Like Hawkins, Pirjevec has found the support of other single mothers invaluable. “I was sitting at the Dragon Boat festival, surrounded by people who, except for adoption, would never have been my friends and I thought, I would lay down my life for any of you,” Pirjevec said.
“People who don’t know us tell me how lucky they [Mary Grace and Liza] are. I am the lucky one. Someone else could have given them more. “They have brought given me such a richer, more diverse life than I would have had,” Pirjevec said. “I came home from China a changed person, in love with the culture.”
When she adopted Mary Grace, Pirjevec signed a pledge to make sure her daughter knew about China. It’s a commitment she takes seriously. Along with leading Mary Grace’s Girl Scout Troop, she is active with the Chinese American Association of Minnesota’s dance theatre, where Liza is a student. Pirjevec helps raise money and sews costumes.
“One reason I wanted to adopt from China was that the birth parents have no recourse, they could never get them back. Today I feel nothing but love and gratitude [for the birth parents]. I wish I could show them the girls, that they could see how beautiful and happy they are, and that I could tell them how much I appreciate what they did.”
Choosing Single Motherhood: the Thinking Woman’s Guide by Mikki Morrissette
Single Mothers by Choice by Jane Mattes
Knock Yourself Up by Louise Sloan
The Single Woman’s Guide to a Happy Pregnancy by Mari Gallion
For comprehensive information about donors and sperm banks, go to www.donorsperm.com
Minnesota adoption agencies
For a list of Minnesota adoption agencies, go to www.mnadopt.org/PrivateAgencies.htm
For information about Minnesota’s Waiting Children, go to www.mnadopt.org or call 612-861-7115 or 866-303-MARN (6276)
ABC’s of single adoption
There are no formal limits on the age of a woman in a domestic adoption. In an open adoption (generally involving an infant or young child), the birthmother chooses who will parent her child; single mothers tend to be seen as at a disadvantage because they “compete” with married parents. “That doesn’t mean it never happens,” said Maxine Walton, social work supervisor with Children’s Home Society and Family Service (CHSFS), the state’s largest private adoption agency.

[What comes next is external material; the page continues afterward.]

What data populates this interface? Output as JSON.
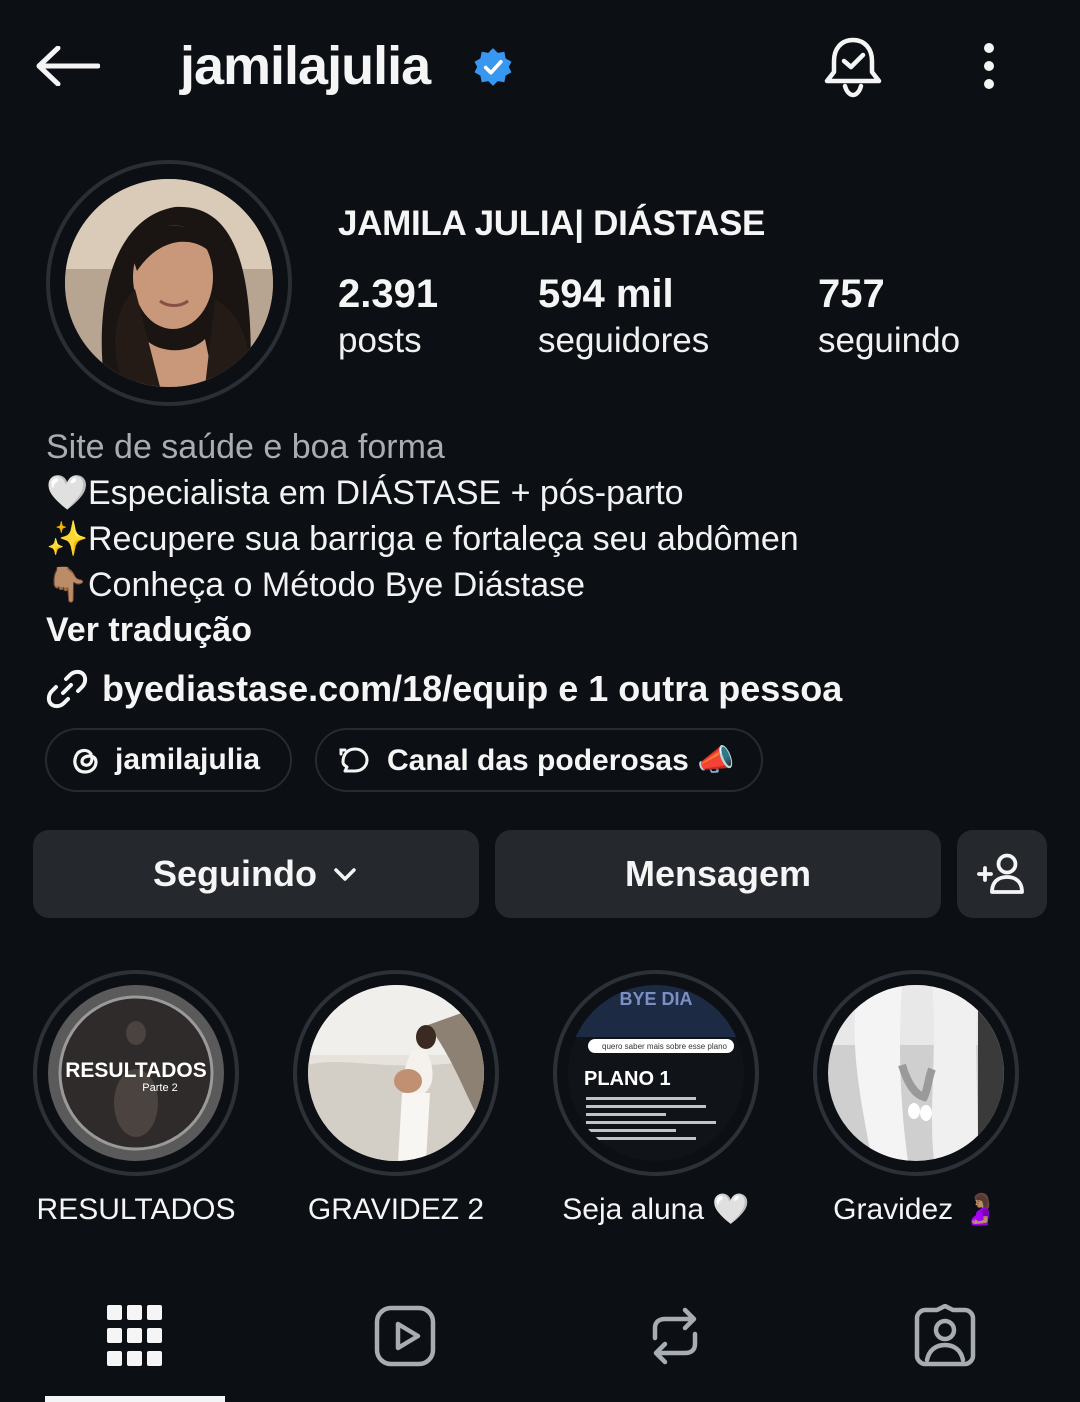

In other sorts of domestic adoptions-for example, adoptions that begin with foster care-marital status is generally not an issue. Programs through the Minnesota’s Waiting Child program have the added advantage of little to no cost, and in some cases ongoing subsidies are offered.

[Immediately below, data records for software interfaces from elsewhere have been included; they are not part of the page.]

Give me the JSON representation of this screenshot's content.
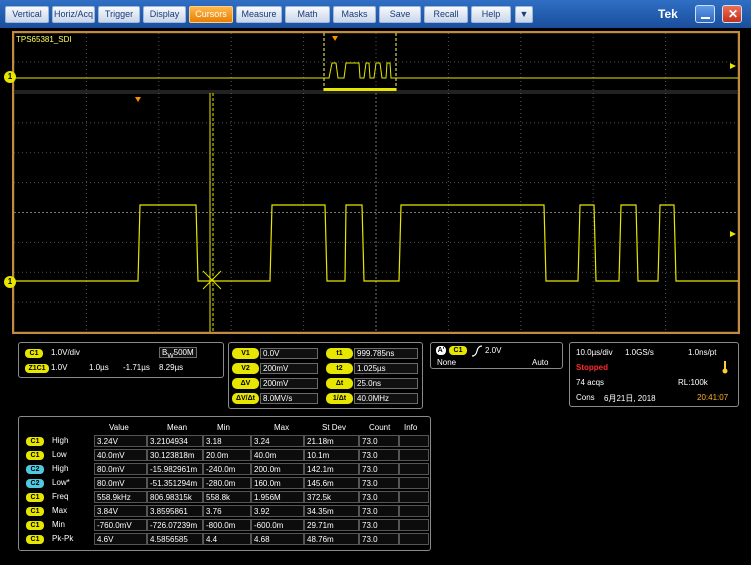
{
  "menu": [
    {
      "label": "Vertical",
      "name": "menu-vertical"
    },
    {
      "label": "Horiz/Acq",
      "name": "menu-horiz-acq"
    },
    {
      "label": "Trigger",
      "name": "menu-trigger"
    },
    {
      "label": "Display",
      "name": "menu-display"
    },
    {
      "label": "Cursors",
      "name": "menu-cursors",
      "active": true
    },
    {
      "label": "Measure",
      "name": "menu-measure"
    },
    {
      "label": "Math",
      "name": "menu-math"
    },
    {
      "label": "Masks",
      "name": "menu-masks"
    },
    {
      "label": "Save",
      "name": "menu-save"
    },
    {
      "label": "Recall",
      "name": "menu-recall"
    },
    {
      "label": "Help",
      "name": "menu-help"
    }
  ],
  "menu_more": "▼",
  "brand": "Tek",
  "screen": {
    "channel_name": "TPS65381_SDI",
    "channel_marker": "1",
    "trace_color": "#e6e600",
    "border_color": "#c88a3a"
  },
  "vertical": {
    "ch_badge": "C1",
    "volts_div": "1.0V/div",
    "bw": "500M",
    "zoom_badge": "Z1C1",
    "zoom_volts": "1.0V",
    "zoom_time": "1.0µs",
    "zoom_pos": "-1.71µs",
    "zoom_width": "8.29µs"
  },
  "cursors": {
    "v1_label": "V1",
    "v1": "0.0V",
    "v2_label": "V2",
    "v2": "200mV",
    "dv_label": "ΔV",
    "dv": "200mV",
    "dvdt_label": "ΔV/Δt",
    "dvdt": "8.0MV/s",
    "t1_label": "t1",
    "t1": "999.785ns",
    "t2_label": "t2",
    "t2": "1.025µs",
    "dt_label": "Δt",
    "dt": "25.0ns",
    "inv_dt_label": "1/Δt",
    "inv_dt": "40.0MHz"
  },
  "trigger": {
    "source_badge_a": "A'",
    "source_badge": "C1",
    "level": "2.0V",
    "mode_left": "None",
    "mode_right": "Auto"
  },
  "acquisition": {
    "timebase": "10.0µs/div",
    "sample_rate": "1.0GS/s",
    "resolution": "1.0ns/pt",
    "state": "Stopped",
    "acqs": "74 acqs",
    "record_length": "RL:100k",
    "mode": "Cons",
    "date": "6月21日, 2018",
    "time": "20:41:07"
  },
  "measurements": {
    "headers": [
      "Value",
      "Mean",
      "Min",
      "Max",
      "St Dev",
      "Count",
      "Info"
    ],
    "rows": [
      {
        "ch": "C1",
        "name": "High",
        "value": "3.24V",
        "mean": "3.2104934",
        "min": "3.18",
        "max": "3.24",
        "stdev": "21.18m",
        "count": "73.0"
      },
      {
        "ch": "C1",
        "name": "Low",
        "value": "40.0mV",
        "mean": "30.123818m",
        "min": "20.0m",
        "max": "40.0m",
        "stdev": "10.1m",
        "count": "73.0"
      },
      {
        "ch": "C2",
        "name": "High",
        "value": "80.0mV",
        "mean": "-15.982961m",
        "min": "-240.0m",
        "max": "200.0m",
        "stdev": "142.1m",
        "count": "73.0"
      },
      {
        "ch": "C2",
        "name": "Low*",
        "value": "80.0mV",
        "mean": "-51.351294m",
        "min": "-280.0m",
        "max": "160.0m",
        "stdev": "145.6m",
        "count": "73.0"
      },
      {
        "ch": "C1",
        "name": "Freq",
        "value": "558.9kHz",
        "mean": "806.98315k",
        "min": "558.8k",
        "max": "1.956M",
        "stdev": "372.5k",
        "count": "73.0"
      },
      {
        "ch": "C1",
        "name": "Max",
        "value": "3.84V",
        "mean": "3.8595861",
        "min": "3.76",
        "max": "3.92",
        "stdev": "34.35m",
        "count": "73.0"
      },
      {
        "ch": "C1",
        "name": "Min",
        "value": "-760.0mV",
        "mean": "-726.07239m",
        "min": "-800.0m",
        "max": "-600.0m",
        "stdev": "29.71m",
        "count": "73.0"
      },
      {
        "ch": "C1",
        "name": "Pk-Pk",
        "value": "4.6V",
        "mean": "4.5856585",
        "min": "4.4",
        "max": "4.68",
        "stdev": "48.76m",
        "count": "73.0"
      }
    ]
  }
}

In the case of international adoption, single women have fewer options than in recent years. “Options for single women really diminished when China closed its doors to singles last year,” Walton noted.

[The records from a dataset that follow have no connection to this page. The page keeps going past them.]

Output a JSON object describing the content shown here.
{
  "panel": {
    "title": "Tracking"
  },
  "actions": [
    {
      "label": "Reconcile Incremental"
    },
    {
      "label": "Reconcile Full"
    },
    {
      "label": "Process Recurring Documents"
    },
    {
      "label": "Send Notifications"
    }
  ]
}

China was the largest “sending” country in international adoption. In recent years, a number of countries friendly to single adoption, such as Guatemala and Vietnam, have halted all adoptions due to findings of corruption. Others have restricted their criteria to exclude single people. Today, Russia and Ethiopia are the only major international programs open to CHSFS clients, Walton said. Other adoption agencies work with additional countries.
Donor insemination for not-so-dummies
When Mikki Morrissette decided to become a mother, she used a known donor-an old friend who was willing to donate sperm so that she could build a family. “I was comfortable with that, and he wanted to do this for me,” she said. It was a plus that she would have access to his medical history, too.
While sperm banks today do have some information, in varying degrees, about the men who donate, it is less than a woman using a known donor would have, Morrissette said. She cautions women to carefully check out sperm banks. “There are about 24 in the country,” she said. “Some doctors use one of the top two, but women have the right to choose” [which sperm bank they work with].
Women make a number of choices in categories such as the donor’s as race, ethnicity, education, blood type, whether they are willing to meet the child when she is an adult.